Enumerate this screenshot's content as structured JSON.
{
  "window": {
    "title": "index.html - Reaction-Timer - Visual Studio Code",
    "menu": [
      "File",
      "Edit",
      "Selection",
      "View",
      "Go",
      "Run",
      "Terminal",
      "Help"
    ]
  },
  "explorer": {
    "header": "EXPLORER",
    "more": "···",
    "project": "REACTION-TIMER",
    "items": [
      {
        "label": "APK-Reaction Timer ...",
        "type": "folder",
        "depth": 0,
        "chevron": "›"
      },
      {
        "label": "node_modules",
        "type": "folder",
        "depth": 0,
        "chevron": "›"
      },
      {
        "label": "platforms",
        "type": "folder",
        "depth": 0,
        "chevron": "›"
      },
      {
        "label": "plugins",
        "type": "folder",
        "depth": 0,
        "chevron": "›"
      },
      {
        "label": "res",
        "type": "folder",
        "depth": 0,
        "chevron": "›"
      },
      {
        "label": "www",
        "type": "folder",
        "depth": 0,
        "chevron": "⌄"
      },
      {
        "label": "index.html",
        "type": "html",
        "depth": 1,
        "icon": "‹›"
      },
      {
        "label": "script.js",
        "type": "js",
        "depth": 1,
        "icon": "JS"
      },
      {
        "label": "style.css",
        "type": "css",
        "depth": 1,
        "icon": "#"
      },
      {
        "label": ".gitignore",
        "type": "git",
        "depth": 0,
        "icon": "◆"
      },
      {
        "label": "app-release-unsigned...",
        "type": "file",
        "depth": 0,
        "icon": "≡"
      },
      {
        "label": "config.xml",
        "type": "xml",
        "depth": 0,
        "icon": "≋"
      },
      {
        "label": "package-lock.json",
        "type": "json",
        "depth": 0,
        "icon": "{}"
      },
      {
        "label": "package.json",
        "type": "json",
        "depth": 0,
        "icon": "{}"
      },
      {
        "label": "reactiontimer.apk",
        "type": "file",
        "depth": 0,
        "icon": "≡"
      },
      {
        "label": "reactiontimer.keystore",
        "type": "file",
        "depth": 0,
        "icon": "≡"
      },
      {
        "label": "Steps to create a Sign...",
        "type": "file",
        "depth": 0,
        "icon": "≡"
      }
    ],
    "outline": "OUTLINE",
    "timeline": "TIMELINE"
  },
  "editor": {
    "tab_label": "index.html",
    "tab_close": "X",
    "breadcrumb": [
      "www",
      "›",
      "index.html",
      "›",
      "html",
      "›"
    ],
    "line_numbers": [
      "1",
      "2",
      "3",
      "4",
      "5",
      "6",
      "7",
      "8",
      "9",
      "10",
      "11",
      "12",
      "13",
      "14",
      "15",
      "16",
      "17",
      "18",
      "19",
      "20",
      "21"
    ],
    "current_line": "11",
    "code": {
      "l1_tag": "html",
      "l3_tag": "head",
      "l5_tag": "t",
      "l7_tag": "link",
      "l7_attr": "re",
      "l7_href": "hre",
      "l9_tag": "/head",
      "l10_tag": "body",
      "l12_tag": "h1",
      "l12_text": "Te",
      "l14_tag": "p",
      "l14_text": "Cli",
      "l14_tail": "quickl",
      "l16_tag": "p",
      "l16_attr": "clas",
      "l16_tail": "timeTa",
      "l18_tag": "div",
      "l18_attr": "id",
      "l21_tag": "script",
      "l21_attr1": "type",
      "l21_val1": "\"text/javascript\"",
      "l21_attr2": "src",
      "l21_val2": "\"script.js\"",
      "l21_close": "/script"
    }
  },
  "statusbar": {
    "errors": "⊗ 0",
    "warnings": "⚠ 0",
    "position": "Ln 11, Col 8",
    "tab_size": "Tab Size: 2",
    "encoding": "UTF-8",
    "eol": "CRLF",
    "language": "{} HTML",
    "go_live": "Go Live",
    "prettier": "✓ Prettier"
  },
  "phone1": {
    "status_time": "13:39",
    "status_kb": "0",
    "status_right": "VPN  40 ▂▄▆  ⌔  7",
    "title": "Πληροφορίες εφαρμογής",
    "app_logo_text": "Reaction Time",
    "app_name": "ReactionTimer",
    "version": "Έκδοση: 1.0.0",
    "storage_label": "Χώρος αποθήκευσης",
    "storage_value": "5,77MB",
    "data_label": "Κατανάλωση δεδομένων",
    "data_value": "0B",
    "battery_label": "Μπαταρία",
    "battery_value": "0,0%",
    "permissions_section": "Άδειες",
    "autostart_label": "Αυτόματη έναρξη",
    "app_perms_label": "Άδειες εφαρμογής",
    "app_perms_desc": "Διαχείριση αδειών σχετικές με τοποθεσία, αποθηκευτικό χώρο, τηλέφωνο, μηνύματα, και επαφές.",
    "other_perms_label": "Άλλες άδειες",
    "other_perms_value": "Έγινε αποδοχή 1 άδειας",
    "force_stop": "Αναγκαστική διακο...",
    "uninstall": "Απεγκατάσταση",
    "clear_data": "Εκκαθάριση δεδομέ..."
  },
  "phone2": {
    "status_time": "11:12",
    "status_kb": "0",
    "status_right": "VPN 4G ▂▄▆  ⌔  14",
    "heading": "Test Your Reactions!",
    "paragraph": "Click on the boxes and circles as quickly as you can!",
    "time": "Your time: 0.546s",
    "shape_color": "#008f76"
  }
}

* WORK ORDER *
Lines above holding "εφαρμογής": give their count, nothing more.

* ANSWER BOX *
2